## Your instructions
Scan the records below, and wherever a line has the word "ThreadLocalMap", pull it out.

+++ Data extracts

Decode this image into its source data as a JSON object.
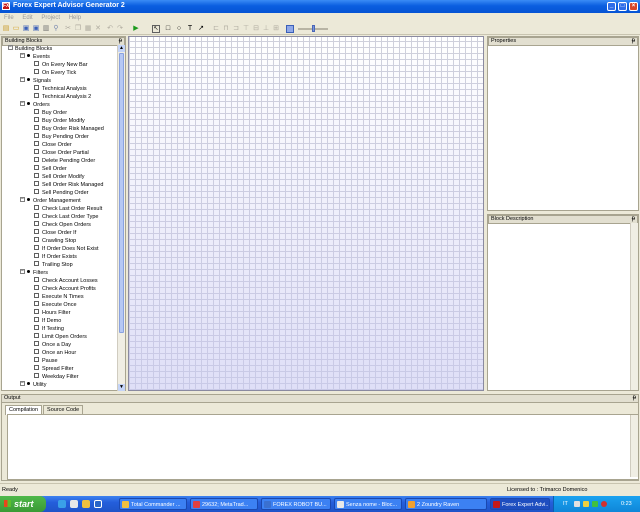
{
  "window": {
    "title": "Forex Expert Advisor Generator 2",
    "app_icon": "FX"
  },
  "menu": [
    "File",
    "Edit",
    "Project",
    "Help"
  ],
  "panels": {
    "building_blocks": "Building Blocks",
    "properties": "Properties",
    "block_description": "Block Description",
    "output": "Output"
  },
  "tree": [
    {
      "label": "Building Blocks",
      "level": 0,
      "kind": "root"
    },
    {
      "label": "Events",
      "level": 1,
      "kind": "group"
    },
    {
      "label": "On Every New Bar",
      "level": 2,
      "kind": "leaf"
    },
    {
      "label": "On Every Tick",
      "level": 2,
      "kind": "leaf"
    },
    {
      "label": "Signals",
      "level": 1,
      "kind": "group"
    },
    {
      "label": "Technical Analysis",
      "level": 2,
      "kind": "leaf"
    },
    {
      "label": "Technical Analysis 2",
      "level": 2,
      "kind": "leaf"
    },
    {
      "label": "Orders",
      "level": 1,
      "kind": "group"
    },
    {
      "label": "Buy Order",
      "level": 2,
      "kind": "leaf"
    },
    {
      "label": "Buy Order Modify",
      "level": 2,
      "kind": "leaf"
    },
    {
      "label": "Buy Order Risk Managed",
      "level": 2,
      "kind": "leaf"
    },
    {
      "label": "Buy Pending Order",
      "level": 2,
      "kind": "leaf"
    },
    {
      "label": "Close Order",
      "level": 2,
      "kind": "leaf"
    },
    {
      "label": "Close Order Partial",
      "level": 2,
      "kind": "leaf"
    },
    {
      "label": "Delete Pending Order",
      "level": 2,
      "kind": "leaf"
    },
    {
      "label": "Sell Order",
      "level": 2,
      "kind": "leaf"
    },
    {
      "label": "Sell Order Modify",
      "level": 2,
      "kind": "leaf"
    },
    {
      "label": "Sell Order Risk Managed",
      "level": 2,
      "kind": "leaf"
    },
    {
      "label": "Sell Pending Order",
      "level": 2,
      "kind": "leaf"
    },
    {
      "label": "Order Management",
      "level": 1,
      "kind": "group"
    },
    {
      "label": "Check Last Order Result",
      "level": 2,
      "kind": "leaf"
    },
    {
      "label": "Check Last Order Type",
      "level": 2,
      "kind": "leaf"
    },
    {
      "label": "Check Open Orders",
      "level": 2,
      "kind": "leaf"
    },
    {
      "label": "Close Order If",
      "level": 2,
      "kind": "leaf"
    },
    {
      "label": "Crawling Stop",
      "level": 2,
      "kind": "leaf"
    },
    {
      "label": "If Order Does Not Exist",
      "level": 2,
      "kind": "leaf"
    },
    {
      "label": "If Order Exists",
      "level": 2,
      "kind": "leaf"
    },
    {
      "label": "Trailing Stop",
      "level": 2,
      "kind": "leaf"
    },
    {
      "label": "Filters",
      "level": 1,
      "kind": "group"
    },
    {
      "label": "Check Account Losses",
      "level": 2,
      "kind": "leaf"
    },
    {
      "label": "Check Account Profits",
      "level": 2,
      "kind": "leaf"
    },
    {
      "label": "Execute N Times",
      "level": 2,
      "kind": "leaf"
    },
    {
      "label": "Execute Once",
      "level": 2,
      "kind": "leaf"
    },
    {
      "label": "Hours Filter",
      "level": 2,
      "kind": "leaf"
    },
    {
      "label": "If Demo",
      "level": 2,
      "kind": "leaf"
    },
    {
      "label": "If Testing",
      "level": 2,
      "kind": "leaf"
    },
    {
      "label": "Limit Open Orders",
      "level": 2,
      "kind": "leaf"
    },
    {
      "label": "Once a Day",
      "level": 2,
      "kind": "leaf"
    },
    {
      "label": "Once an Hour",
      "level": 2,
      "kind": "leaf"
    },
    {
      "label": "Pause",
      "level": 2,
      "kind": "leaf"
    },
    {
      "label": "Spread Filter",
      "level": 2,
      "kind": "leaf"
    },
    {
      "label": "Weekday Filter",
      "level": 2,
      "kind": "leaf"
    },
    {
      "label": "Utility",
      "level": 1,
      "kind": "group"
    }
  ],
  "output_tabs": [
    "Compilation",
    "Source Code"
  ],
  "status": {
    "left": "Ready",
    "right": "Licensed to : Trimarco Domenico"
  },
  "taskbar": {
    "start": "start",
    "tasks": [
      "Total Commander ...",
      "29632; MetaTrad...",
      "FOREX ROBOT BU...",
      "Senza nome - Bloc...",
      "2 Zoundry Raven",
      "Forex Expert Advi..."
    ],
    "tray_code": "IT",
    "clock": "0:23"
  }
}
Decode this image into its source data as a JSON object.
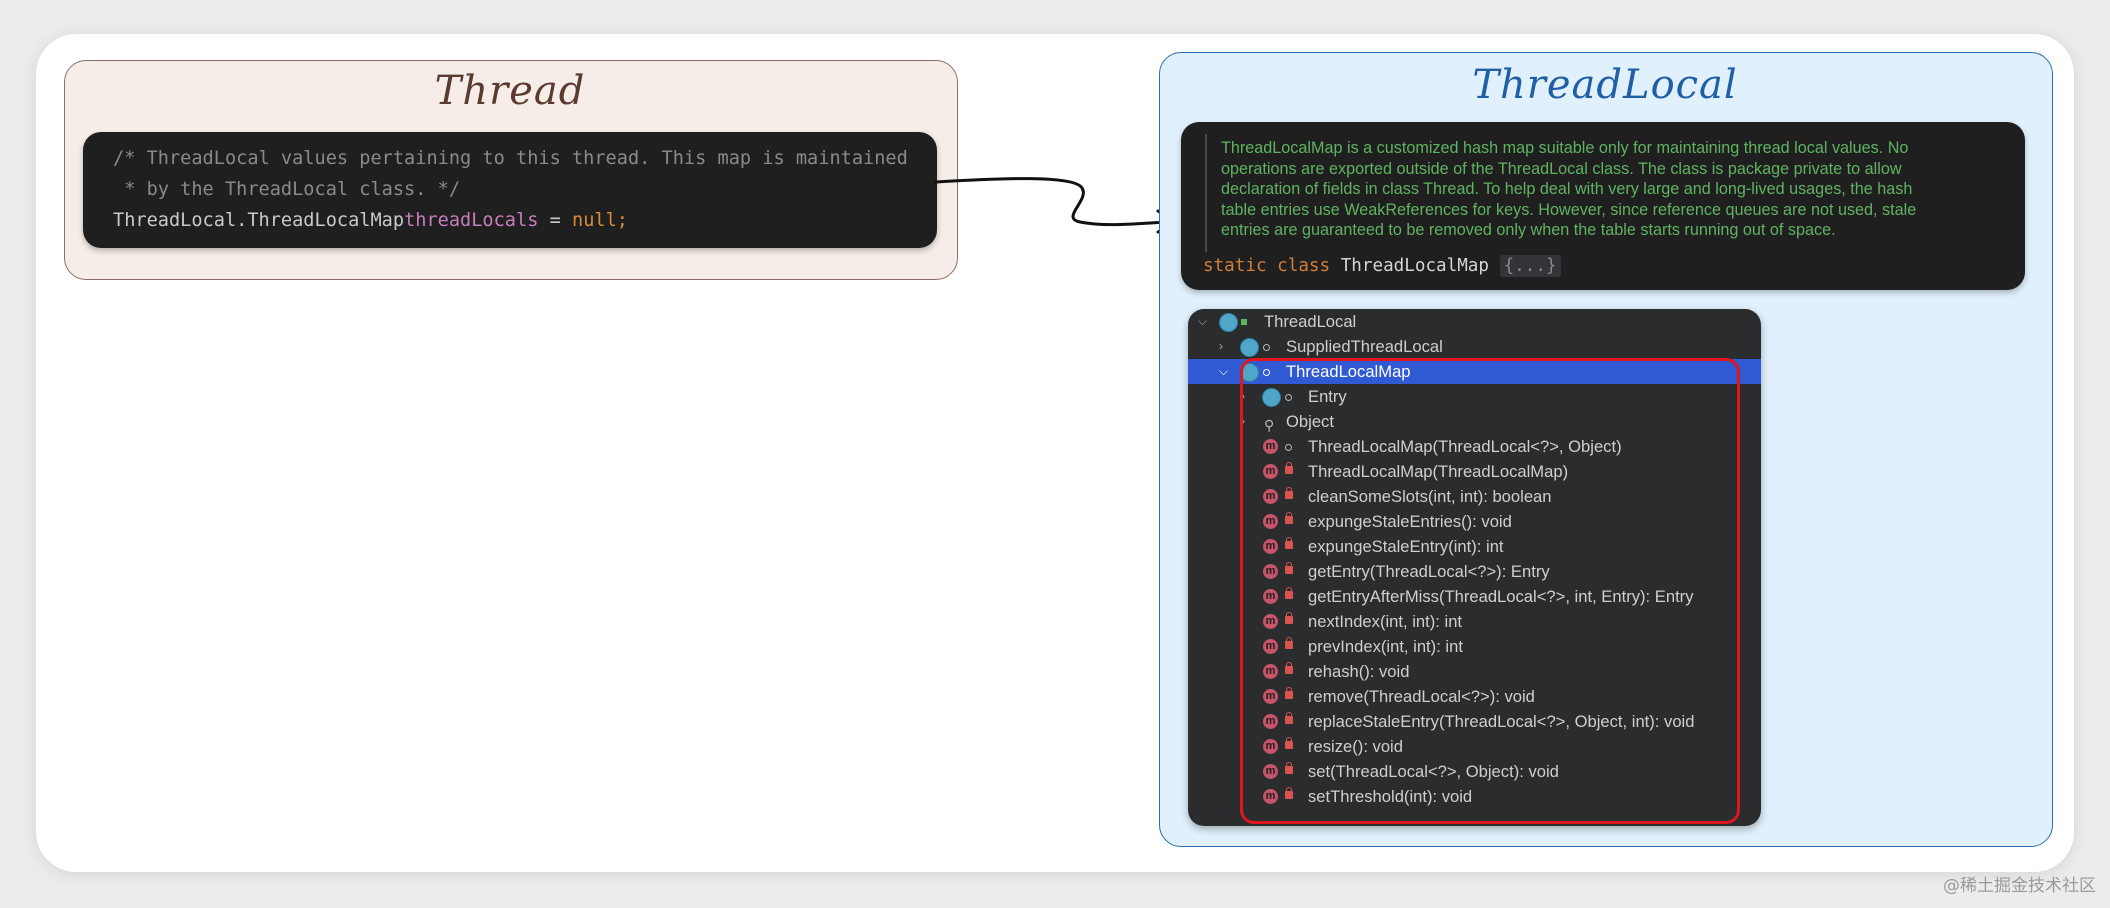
{
  "thread": {
    "title": "Thread",
    "code_comment_1": "/* ThreadLocal values pertaining to this thread. This map is maintained",
    "code_comment_2": " * by the ThreadLocal class. */",
    "code_type": "ThreadLocal.ThreadLocalMap",
    "code_field": "threadLocals",
    "code_eq": " = ",
    "code_null": "null",
    "code_semi": ";"
  },
  "threadlocal": {
    "title": "ThreadLocal",
    "doc_lines": [
      "ThreadLocalMap is a customized hash map suitable only for maintaining thread local values. No",
      "operations are exported outside of the ThreadLocal class. The class is package private to allow",
      "declaration of fields in class Thread. To help deal with very large and long-lived usages, the hash",
      "table entries use WeakReferences for keys. However, since reference queues are not used, stale",
      "entries are guaranteed to be removed only when the table starts running out of space."
    ],
    "code_kw": "static class",
    "code_name": " ThreadLocalMap ",
    "code_fold": "{...}"
  },
  "tree": {
    "root": "ThreadLocal",
    "nodes": [
      "SuppliedThreadLocal",
      "ThreadLocalMap",
      "Entry",
      "Object"
    ],
    "methods": [
      "ThreadLocalMap(ThreadLocal<?>, Object)",
      "ThreadLocalMap(ThreadLocalMap)",
      "cleanSomeSlots(int, int): boolean",
      "expungeStaleEntries(): void",
      "expungeStaleEntry(int): int",
      "getEntry(ThreadLocal<?>): Entry",
      "getEntryAfterMiss(ThreadLocal<?>, int, Entry): Entry",
      "nextIndex(int, int): int",
      "prevIndex(int, int): int",
      "rehash(): void",
      "remove(ThreadLocal<?>): void",
      "replaceStaleEntry(ThreadLocal<?>, Object, int): void",
      "resize(): void",
      "set(ThreadLocal<?>, Object): void",
      "setThreshold(int): void"
    ],
    "method_icon": "m"
  },
  "watermark": "@稀土掘金技术社区",
  "colors": {
    "highlight": "#e0161e",
    "selected_row": "#2f5ad3",
    "thread_panel": "#f6ede8",
    "threadlocal_panel": "#e0f0fc"
  },
  "icons": {
    "class": "class-icon",
    "method": "method-icon",
    "lock": "lock-icon",
    "object": "hierarchy-icon"
  }
}
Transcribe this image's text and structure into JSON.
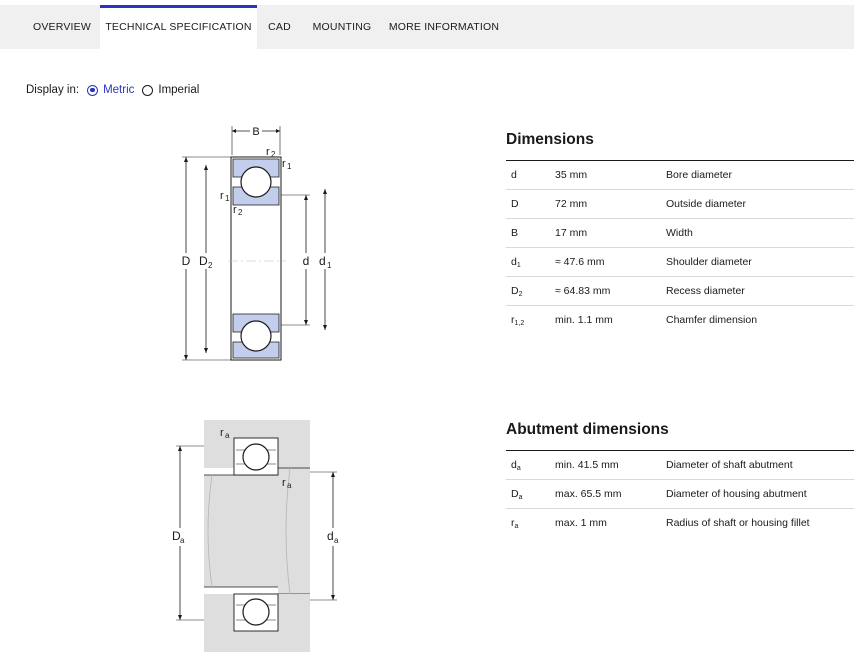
{
  "tabs": [
    {
      "label": "OVERVIEW",
      "active": false
    },
    {
      "label": "TECHNICAL SPECIFICATION",
      "active": true
    },
    {
      "label": "CAD",
      "active": false
    },
    {
      "label": "MOUNTING",
      "active": false
    },
    {
      "label": "MORE INFORMATION",
      "active": false
    }
  ],
  "display": {
    "label": "Display in:",
    "options": [
      {
        "label": "Metric",
        "selected": true
      },
      {
        "label": "Imperial",
        "selected": false
      }
    ]
  },
  "drawings": {
    "dimensions_labels": {
      "B": "B",
      "r2_top": "r",
      "r2_top_sub": "2",
      "r1_top": "r",
      "r1_top_sub": "1",
      "r1_side": "r",
      "r1_side_sub": "1",
      "r2_side": "r",
      "r2_side_sub": "2",
      "D": "D",
      "D2": "D",
      "D2_sub": "2",
      "d": "d",
      "d1": "d",
      "d1_sub": "1"
    },
    "abutment_labels": {
      "ra_top": "r",
      "ra_top_sub": "a",
      "ra_mid": "r",
      "ra_mid_sub": "a",
      "Da": "D",
      "Da_sub": "a",
      "da": "d",
      "da_sub": "a"
    }
  },
  "dimensions": {
    "title": "Dimensions",
    "rows": [
      {
        "sym": "d",
        "sub": "",
        "value": "35 mm",
        "desc": "Bore diameter"
      },
      {
        "sym": "D",
        "sub": "",
        "value": "72 mm",
        "desc": "Outside diameter"
      },
      {
        "sym": "B",
        "sub": "",
        "value": "17 mm",
        "desc": "Width"
      },
      {
        "sym": "d",
        "sub": "1",
        "value": "≈ 47.6 mm",
        "desc": "Shoulder diameter"
      },
      {
        "sym": "D",
        "sub": "2",
        "value": "≈ 64.83 mm",
        "desc": "Recess diameter"
      },
      {
        "sym": "r",
        "sub": "1,2",
        "value": "min. 1.1 mm",
        "desc": "Chamfer dimension"
      }
    ]
  },
  "abutment": {
    "title": "Abutment dimensions",
    "rows": [
      {
        "sym": "d",
        "sub": "a",
        "value": "min. 41.5 mm",
        "desc": "Diameter of shaft abutment"
      },
      {
        "sym": "D",
        "sub": "a",
        "value": "max. 65.5 mm",
        "desc": "Diameter of housing abutment"
      },
      {
        "sym": "r",
        "sub": "a",
        "value": "max. 1 mm",
        "desc": "Radius of shaft or housing fillet"
      }
    ]
  },
  "colors": {
    "accent": "#2b33c5",
    "ring_fill": "#c3cdec",
    "housing_fill": "#dedede"
  }
}
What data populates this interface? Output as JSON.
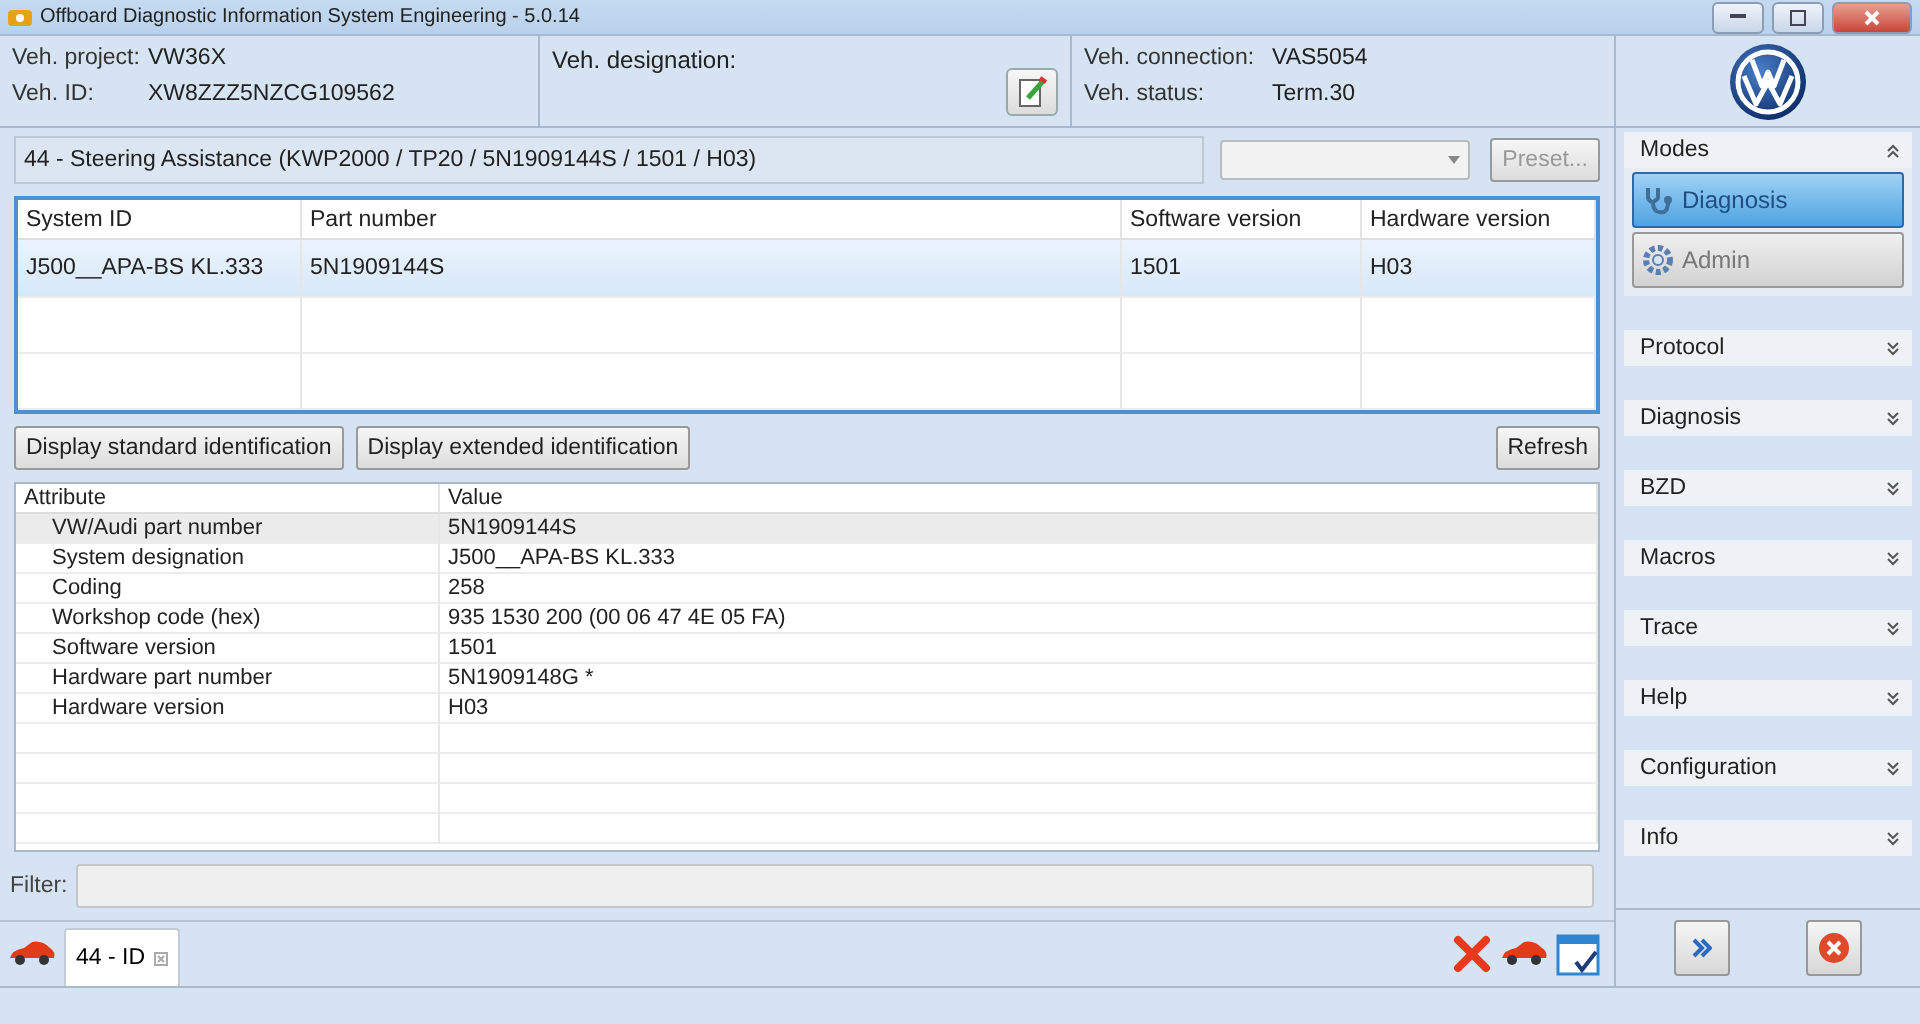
{
  "window": {
    "title": "Offboard Diagnostic Information System Engineering - 5.0.14"
  },
  "header": {
    "fields_left": [
      {
        "label": "Veh. project:",
        "value": "VW36X"
      },
      {
        "label": "Veh. ID:",
        "value": "XW8ZZZ5NZCG109562"
      }
    ],
    "designation_label": "Veh. designation:",
    "fields_right": [
      {
        "label": "Veh. connection:",
        "value": "VAS5054"
      },
      {
        "label": "Veh. status:",
        "value": "Term.30"
      }
    ]
  },
  "ecu": {
    "title": "44 - Steering Assistance  (KWP2000 / TP20 / 5N1909144S   / 1501 / H03)",
    "preset_button": {
      "label": "Preset...",
      "disabled": true
    }
  },
  "system_table": {
    "columns": [
      "System ID",
      "Part number",
      "Software version",
      "Hardware version"
    ],
    "rows": [
      {
        "cells": [
          "J500__APA-BS KL.333",
          "5N1909144S",
          "1501",
          "H03"
        ],
        "selected": true
      }
    ]
  },
  "identification_buttons": [
    "Display standard identification",
    "Display extended identification"
  ],
  "refresh_button": "Refresh",
  "attribute_table": {
    "columns": [
      "Attribute",
      "Value"
    ],
    "rows": [
      {
        "attribute": "VW/Audi part number",
        "value": "5N1909144S",
        "selected": true
      },
      {
        "attribute": "System designation",
        "value": "J500__APA-BS KL.333",
        "selected": false
      },
      {
        "attribute": "Coding",
        "value": "258",
        "selected": false
      },
      {
        "attribute": "Workshop code (hex)",
        "value": "935 1530 200 (00 06 47 4E 05 FA)",
        "selected": false
      },
      {
        "attribute": "Software version",
        "value": "1501",
        "selected": false
      },
      {
        "attribute": "Hardware part number",
        "value": "5N1909148G  *",
        "selected": false
      },
      {
        "attribute": "Hardware version",
        "value": "H03",
        "selected": false
      }
    ]
  },
  "filter": {
    "label": "Filter:"
  },
  "tabs": [
    {
      "label": "44 - ID",
      "selected": true
    }
  ],
  "sidebar": {
    "sections": [
      {
        "title": "Modes",
        "expanded": true,
        "buttons": [
          {
            "label": "Diagnosis",
            "selected": true
          },
          {
            "label": "Admin",
            "selected": false
          }
        ]
      },
      {
        "title": "Protocol",
        "expanded": false
      },
      {
        "title": "Diagnosis",
        "expanded": false
      },
      {
        "title": "BZD",
        "expanded": false
      },
      {
        "title": "Macros",
        "expanded": false
      },
      {
        "title": "Trace",
        "expanded": false
      },
      {
        "title": "Help",
        "expanded": false
      },
      {
        "title": "Configuration",
        "expanded": false
      },
      {
        "title": "Info",
        "expanded": false
      }
    ]
  }
}
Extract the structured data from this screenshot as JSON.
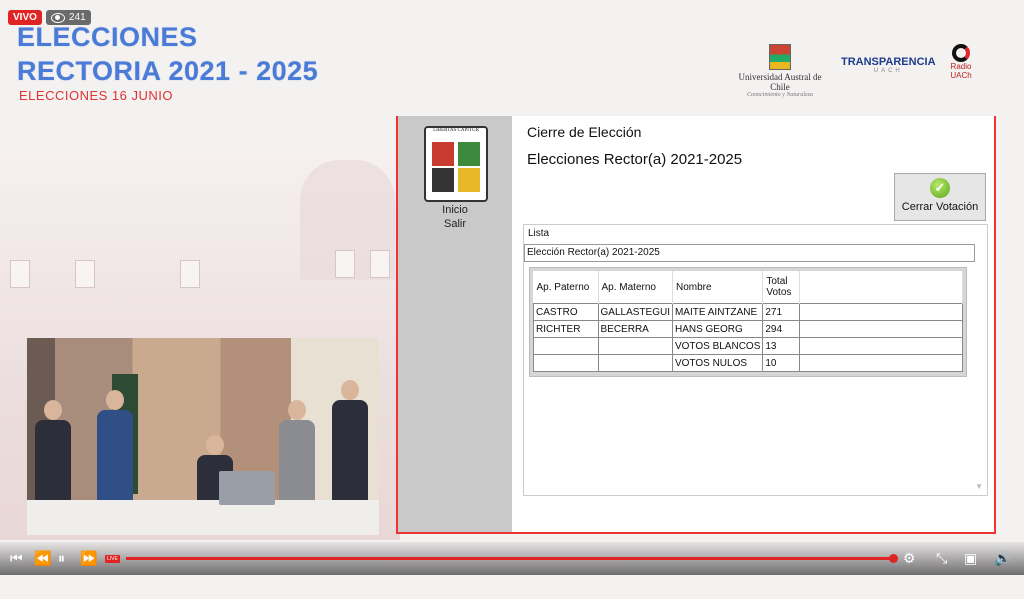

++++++

## Exercise solution
    "code_type": "ThreadLocal.ThreadLocalMap",
      "ThreadLocalMap is a customized hash map suitable only for maintaining thread local values. No",
    "code_name": " ThreadLocalMap ",
      "ThreadLocalMap",
      "ThreadLocalMap(ThreadLocal<?>, Object)",
      "ThreadLocalMap(ThreadLocalMap)",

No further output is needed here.